Using the records provided below, locate and copy each line that contains the word "Building".

*** Begin section ***

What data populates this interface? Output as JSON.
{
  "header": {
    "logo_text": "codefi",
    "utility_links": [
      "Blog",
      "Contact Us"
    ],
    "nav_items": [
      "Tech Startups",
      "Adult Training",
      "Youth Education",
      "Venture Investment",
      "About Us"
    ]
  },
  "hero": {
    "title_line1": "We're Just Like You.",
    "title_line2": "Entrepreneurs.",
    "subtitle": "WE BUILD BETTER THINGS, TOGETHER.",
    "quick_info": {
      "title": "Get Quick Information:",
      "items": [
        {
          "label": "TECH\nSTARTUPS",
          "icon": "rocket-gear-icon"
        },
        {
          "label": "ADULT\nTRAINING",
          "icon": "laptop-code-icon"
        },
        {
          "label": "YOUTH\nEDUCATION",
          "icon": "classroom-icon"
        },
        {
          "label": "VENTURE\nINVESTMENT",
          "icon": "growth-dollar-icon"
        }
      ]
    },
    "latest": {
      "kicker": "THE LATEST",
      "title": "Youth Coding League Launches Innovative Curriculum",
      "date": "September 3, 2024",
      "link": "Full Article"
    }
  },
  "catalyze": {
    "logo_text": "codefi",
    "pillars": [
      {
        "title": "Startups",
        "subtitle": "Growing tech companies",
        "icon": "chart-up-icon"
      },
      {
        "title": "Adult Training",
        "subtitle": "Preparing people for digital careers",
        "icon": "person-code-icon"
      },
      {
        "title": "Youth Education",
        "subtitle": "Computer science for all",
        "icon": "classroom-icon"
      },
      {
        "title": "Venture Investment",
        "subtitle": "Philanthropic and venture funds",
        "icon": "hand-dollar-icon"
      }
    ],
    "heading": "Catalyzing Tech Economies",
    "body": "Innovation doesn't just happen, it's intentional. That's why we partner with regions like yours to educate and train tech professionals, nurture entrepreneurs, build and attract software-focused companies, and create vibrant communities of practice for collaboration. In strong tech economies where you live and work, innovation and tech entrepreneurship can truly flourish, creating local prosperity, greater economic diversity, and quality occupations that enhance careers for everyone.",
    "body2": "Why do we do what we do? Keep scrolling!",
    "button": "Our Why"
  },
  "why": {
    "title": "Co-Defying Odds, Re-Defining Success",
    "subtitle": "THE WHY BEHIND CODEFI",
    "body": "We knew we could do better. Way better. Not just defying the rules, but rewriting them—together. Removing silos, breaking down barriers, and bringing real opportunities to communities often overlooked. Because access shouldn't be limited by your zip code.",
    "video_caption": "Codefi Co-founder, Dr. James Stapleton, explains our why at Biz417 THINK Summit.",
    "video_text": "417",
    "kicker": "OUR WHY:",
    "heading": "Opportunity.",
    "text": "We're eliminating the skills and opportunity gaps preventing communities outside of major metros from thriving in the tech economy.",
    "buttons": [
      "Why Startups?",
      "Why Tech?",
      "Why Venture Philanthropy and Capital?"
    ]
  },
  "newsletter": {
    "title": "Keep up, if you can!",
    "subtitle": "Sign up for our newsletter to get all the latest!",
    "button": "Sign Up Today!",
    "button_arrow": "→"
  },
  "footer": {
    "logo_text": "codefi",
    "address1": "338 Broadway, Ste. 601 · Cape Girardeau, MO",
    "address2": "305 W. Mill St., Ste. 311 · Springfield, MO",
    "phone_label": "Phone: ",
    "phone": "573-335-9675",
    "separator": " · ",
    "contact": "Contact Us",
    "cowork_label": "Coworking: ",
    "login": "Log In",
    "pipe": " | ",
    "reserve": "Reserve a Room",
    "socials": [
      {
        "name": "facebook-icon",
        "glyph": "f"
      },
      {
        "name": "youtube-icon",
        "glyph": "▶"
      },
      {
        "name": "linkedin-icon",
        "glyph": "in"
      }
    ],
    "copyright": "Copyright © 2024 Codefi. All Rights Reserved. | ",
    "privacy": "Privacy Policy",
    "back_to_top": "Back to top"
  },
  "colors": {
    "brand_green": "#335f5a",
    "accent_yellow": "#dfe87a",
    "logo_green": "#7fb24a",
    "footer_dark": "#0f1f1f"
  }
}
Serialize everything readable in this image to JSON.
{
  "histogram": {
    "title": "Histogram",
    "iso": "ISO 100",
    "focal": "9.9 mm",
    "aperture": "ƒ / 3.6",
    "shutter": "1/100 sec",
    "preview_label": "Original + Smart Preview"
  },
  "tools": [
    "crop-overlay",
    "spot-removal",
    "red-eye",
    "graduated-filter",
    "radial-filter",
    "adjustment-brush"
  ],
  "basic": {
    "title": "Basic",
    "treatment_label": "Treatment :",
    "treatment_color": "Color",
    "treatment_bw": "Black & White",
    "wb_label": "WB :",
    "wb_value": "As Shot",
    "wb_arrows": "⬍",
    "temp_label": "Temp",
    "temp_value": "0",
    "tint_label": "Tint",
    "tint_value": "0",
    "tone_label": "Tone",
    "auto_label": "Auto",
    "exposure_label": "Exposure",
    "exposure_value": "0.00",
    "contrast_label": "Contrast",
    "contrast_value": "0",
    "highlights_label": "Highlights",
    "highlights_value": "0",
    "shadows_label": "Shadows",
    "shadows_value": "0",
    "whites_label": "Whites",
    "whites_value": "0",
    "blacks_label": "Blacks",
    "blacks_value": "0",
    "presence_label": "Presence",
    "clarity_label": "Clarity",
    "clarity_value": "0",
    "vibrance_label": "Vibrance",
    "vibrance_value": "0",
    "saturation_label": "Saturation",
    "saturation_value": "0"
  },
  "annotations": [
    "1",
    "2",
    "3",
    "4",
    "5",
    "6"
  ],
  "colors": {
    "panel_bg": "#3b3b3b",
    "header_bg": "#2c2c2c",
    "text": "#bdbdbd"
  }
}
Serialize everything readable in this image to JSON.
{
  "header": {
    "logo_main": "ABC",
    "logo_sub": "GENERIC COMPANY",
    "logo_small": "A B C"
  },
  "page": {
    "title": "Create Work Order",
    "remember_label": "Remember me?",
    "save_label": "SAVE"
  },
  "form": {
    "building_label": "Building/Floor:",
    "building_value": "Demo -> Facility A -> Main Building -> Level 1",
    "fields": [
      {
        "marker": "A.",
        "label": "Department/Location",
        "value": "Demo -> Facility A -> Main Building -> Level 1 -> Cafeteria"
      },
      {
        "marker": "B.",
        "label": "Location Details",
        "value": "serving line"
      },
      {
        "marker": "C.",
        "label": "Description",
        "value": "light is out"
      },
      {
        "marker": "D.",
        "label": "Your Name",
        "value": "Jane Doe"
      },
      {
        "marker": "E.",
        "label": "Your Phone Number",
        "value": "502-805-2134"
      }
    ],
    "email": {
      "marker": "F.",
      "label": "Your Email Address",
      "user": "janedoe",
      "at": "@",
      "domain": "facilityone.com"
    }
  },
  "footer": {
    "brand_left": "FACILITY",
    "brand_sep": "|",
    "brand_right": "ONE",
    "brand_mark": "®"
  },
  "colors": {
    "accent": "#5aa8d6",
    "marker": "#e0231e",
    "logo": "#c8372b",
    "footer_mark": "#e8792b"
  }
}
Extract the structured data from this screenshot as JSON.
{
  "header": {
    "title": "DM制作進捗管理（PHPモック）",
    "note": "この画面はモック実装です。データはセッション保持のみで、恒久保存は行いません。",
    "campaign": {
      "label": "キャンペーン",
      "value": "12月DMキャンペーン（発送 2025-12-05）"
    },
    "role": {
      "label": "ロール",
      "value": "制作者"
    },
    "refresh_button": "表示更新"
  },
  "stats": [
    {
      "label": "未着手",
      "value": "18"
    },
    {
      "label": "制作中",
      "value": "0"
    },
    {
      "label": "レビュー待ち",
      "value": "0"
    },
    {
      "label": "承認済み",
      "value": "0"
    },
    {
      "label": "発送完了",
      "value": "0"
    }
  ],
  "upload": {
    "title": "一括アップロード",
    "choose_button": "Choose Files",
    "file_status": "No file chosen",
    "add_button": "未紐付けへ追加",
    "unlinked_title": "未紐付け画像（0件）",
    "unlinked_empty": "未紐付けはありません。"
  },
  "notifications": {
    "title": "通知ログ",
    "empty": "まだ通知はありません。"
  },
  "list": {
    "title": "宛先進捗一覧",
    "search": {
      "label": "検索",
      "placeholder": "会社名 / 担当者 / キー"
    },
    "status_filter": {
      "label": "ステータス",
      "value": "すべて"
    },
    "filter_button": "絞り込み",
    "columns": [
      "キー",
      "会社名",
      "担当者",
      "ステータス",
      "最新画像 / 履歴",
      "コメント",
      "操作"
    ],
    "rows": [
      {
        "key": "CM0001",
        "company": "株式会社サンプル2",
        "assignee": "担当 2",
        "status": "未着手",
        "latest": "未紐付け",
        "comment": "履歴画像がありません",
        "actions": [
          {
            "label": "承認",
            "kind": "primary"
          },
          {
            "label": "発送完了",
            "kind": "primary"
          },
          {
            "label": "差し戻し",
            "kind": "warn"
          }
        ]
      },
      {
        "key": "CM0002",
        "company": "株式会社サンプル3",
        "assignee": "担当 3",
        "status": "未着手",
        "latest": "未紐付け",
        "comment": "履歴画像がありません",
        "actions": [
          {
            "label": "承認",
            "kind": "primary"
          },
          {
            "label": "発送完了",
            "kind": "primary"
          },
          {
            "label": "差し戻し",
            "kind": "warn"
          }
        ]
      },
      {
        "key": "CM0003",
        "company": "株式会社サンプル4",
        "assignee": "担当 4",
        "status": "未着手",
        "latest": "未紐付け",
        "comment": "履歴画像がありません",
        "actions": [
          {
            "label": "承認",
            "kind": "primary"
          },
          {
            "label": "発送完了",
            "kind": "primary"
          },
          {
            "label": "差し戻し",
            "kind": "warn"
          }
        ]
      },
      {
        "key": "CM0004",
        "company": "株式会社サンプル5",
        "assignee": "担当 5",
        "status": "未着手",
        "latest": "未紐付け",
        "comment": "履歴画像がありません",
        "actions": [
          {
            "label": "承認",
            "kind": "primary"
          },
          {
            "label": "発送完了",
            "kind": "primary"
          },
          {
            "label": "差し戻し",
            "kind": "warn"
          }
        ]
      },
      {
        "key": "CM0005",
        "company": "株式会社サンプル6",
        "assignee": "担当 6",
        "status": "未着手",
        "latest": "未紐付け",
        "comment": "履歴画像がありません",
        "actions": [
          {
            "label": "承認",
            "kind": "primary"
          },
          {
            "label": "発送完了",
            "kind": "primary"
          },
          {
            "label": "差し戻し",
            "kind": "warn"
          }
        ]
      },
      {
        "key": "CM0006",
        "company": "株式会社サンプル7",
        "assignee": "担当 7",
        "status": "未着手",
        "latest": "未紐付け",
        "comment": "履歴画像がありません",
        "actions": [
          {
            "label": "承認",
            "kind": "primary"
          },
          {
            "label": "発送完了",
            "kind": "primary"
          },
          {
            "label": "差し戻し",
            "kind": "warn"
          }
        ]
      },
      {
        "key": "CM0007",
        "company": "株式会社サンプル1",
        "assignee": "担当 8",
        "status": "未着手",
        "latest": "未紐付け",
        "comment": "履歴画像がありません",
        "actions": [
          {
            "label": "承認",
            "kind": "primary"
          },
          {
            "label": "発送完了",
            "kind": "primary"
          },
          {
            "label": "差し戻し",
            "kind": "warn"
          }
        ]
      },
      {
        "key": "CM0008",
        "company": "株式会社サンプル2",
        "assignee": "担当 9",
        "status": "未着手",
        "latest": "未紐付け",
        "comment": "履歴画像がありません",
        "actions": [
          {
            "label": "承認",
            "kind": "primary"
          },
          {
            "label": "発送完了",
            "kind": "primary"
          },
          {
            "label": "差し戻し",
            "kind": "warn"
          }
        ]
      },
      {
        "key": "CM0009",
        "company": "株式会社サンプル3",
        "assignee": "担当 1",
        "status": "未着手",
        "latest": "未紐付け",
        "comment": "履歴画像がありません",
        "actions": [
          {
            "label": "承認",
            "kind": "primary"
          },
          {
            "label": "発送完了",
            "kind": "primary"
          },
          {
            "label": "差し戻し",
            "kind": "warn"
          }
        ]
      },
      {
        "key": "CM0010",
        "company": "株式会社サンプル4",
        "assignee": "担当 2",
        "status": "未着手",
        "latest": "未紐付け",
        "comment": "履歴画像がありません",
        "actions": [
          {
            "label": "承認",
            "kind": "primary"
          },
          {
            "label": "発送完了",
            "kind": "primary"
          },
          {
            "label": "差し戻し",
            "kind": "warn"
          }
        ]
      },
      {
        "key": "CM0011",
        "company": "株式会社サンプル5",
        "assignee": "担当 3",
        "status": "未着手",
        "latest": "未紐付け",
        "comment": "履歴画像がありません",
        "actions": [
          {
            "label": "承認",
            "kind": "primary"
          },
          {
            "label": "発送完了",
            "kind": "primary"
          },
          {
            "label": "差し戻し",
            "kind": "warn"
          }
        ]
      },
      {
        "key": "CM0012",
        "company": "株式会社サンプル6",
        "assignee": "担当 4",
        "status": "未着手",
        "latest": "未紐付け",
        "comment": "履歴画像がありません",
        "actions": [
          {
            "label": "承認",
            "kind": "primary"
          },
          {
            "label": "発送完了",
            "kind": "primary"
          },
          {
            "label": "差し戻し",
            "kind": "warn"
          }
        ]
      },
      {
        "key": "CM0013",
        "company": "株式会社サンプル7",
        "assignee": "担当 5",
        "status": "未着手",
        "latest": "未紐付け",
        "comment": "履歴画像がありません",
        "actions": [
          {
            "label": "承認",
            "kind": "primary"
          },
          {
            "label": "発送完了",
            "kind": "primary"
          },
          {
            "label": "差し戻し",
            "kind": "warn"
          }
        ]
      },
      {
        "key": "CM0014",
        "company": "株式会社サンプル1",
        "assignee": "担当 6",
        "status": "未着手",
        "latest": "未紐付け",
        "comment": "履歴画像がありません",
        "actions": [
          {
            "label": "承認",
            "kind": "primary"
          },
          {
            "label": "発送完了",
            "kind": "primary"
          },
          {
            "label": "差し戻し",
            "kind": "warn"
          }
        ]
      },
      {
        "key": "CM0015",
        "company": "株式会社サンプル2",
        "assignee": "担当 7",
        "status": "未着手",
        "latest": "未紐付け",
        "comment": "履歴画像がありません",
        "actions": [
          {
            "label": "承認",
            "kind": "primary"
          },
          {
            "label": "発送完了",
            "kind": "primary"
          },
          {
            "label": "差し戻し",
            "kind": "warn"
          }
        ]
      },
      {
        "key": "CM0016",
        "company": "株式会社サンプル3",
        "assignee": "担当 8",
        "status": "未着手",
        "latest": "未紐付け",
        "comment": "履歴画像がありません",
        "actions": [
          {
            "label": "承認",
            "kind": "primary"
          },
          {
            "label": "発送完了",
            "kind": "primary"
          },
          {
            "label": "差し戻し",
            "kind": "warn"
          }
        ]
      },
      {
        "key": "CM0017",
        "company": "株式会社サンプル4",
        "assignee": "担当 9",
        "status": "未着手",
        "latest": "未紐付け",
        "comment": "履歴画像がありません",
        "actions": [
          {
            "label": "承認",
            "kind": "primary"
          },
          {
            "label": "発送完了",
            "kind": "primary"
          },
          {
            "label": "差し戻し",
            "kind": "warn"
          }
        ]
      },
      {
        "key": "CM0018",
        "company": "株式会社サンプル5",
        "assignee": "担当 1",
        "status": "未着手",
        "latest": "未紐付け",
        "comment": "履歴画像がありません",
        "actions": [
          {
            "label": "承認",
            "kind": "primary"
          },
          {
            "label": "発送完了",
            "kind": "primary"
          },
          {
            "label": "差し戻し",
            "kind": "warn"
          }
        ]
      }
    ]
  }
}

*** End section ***

**Response to this task**
    "building_label": "Building/Floor:",
    "building_value": "Demo -> Facility A -> Main Building -> Level 1",
        "value": "Demo -> Facility A -> Main Building -> Level 1 -> Cafeteria"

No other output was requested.